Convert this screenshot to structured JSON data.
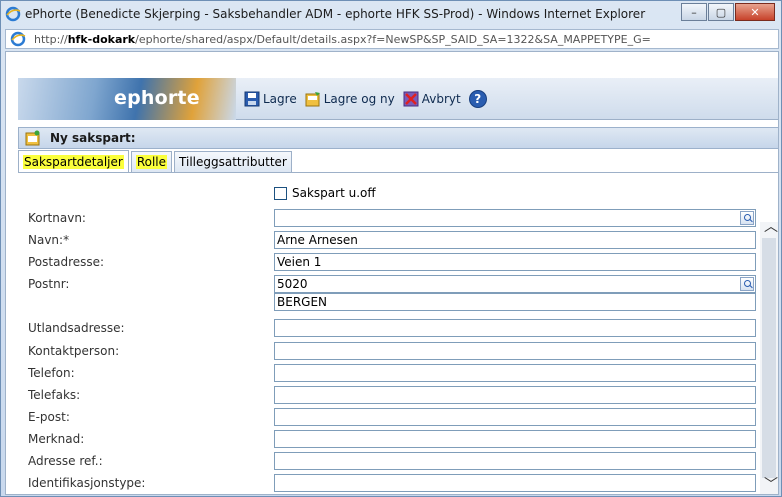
{
  "window": {
    "title": "ePhorte (Benedicte Skjerping - Saksbehandler ADM - ephorte HFK SS-Prod) - Windows Internet Explorer",
    "minimize": "–",
    "maximize": "▢",
    "close": "✕"
  },
  "address": {
    "prefix": "http://",
    "host": "hfk-dokark",
    "path": "/ephorte/shared/aspx/Default/details.aspx?f=NewSP&SP_SAID_SA=1322&SA_MAPPETYPE_G="
  },
  "app": {
    "logo": "ephorte",
    "toolbar": {
      "save": "Lagre",
      "save_new": "Lagre og ny",
      "cancel": "Avbryt"
    },
    "section_title": "Ny sakspart:"
  },
  "tabs": [
    {
      "label": "Sakspartdetaljer"
    },
    {
      "label": "Rolle"
    },
    {
      "label": "Tilleggsattributter"
    }
  ],
  "form": {
    "checkbox_label": "Sakspart u.off",
    "rows": [
      {
        "label": "Kortnavn:",
        "value": ""
      },
      {
        "label": "Navn:*",
        "value": "Arne Arnesen"
      },
      {
        "label": "Postadresse:",
        "value": "Veien 1"
      },
      {
        "label": "Postnr:",
        "value": "5020"
      },
      {
        "label": "",
        "value": "BERGEN"
      },
      {
        "label": "Utlandsadresse:",
        "value": ""
      },
      {
        "label": "Kontaktperson:",
        "value": ""
      },
      {
        "label": "Telefon:",
        "value": ""
      },
      {
        "label": "Telefaks:",
        "value": ""
      },
      {
        "label": "E-post:",
        "value": ""
      },
      {
        "label": "Merknad:",
        "value": ""
      },
      {
        "label": "Adresse ref.:",
        "value": ""
      },
      {
        "label": "Identifikasjonstype:",
        "value": ""
      }
    ]
  },
  "colors": {
    "highlight": "#fbff3c",
    "header_blue": "#3f73ad",
    "accent_orange": "#e0a23a"
  }
}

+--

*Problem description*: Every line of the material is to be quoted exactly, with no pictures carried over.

*Task result*:
Convert this screenshot to structured JSON data.
{
  "window": {
    "title": "ePhorte (Benedicte Skjerping - Saksbehandler ADM - ephorte HFK SS-Prod) - Windows Internet Explorer",
    "minimize": "–",
    "maximize": "▢",
    "close": "✕"
  },
  "address": {
    "prefix": "http://",
    "host": "hfk-dokark",
    "path": "/ephorte/shared/aspx/Default/details.aspx?f=NewSP&SP_SAID_SA=1322&SA_MAPPETYPE_G="
  },
  "app": {
    "logo": "ephorte",
    "toolbar": {
      "save": "Lagre",
      "save_new": "Lagre og ny",
      "cancel": "Avbryt"
    },
    "section_title": "Ny sakspart:"
  },
  "tabs": [
    {
      "label": "Sakspartdetaljer"
    },
    {
      "label": "Rolle"
    },
    {
      "label": "Tilleggsattributter"
    }
  ],
  "form": {
    "checkbox_label": "Sakspart u.off",
    "rows": [
      {
        "label": "Kortnavn:",
        "value": ""
      },
      {
        "label": "Navn:*",
        "value": "Arne Arnesen"
      },
      {
        "label": "Postadresse:",
        "value": "Veien 1"
      },
      {
        "label": "Postnr:",
        "value": "5020"
      },
      {
        "label": "",
        "value": "BERGEN"
      },
      {
        "label": "Utlandsadresse:",
        "value": ""
      },
      {
        "label": "Kontaktperson:",
        "value": ""
      },
      {
        "label": "Telefon:",
        "value": ""
      },
      {
        "label": "Telefaks:",
        "value": ""
      },
      {
        "label": "E-post:",
        "value": ""
      },
      {
        "label": "Merknad:",
        "value": ""
      },
      {
        "label": "Adresse ref.:",
        "value": ""
      },
      {
        "label": "Identifikasjonstype:",
        "value": ""
      }
    ]
  },
  "colors": {
    "highlight": "#fbff3c",
    "header_blue": "#3f73ad",
    "accent_orange": "#e0a23a"
  }
}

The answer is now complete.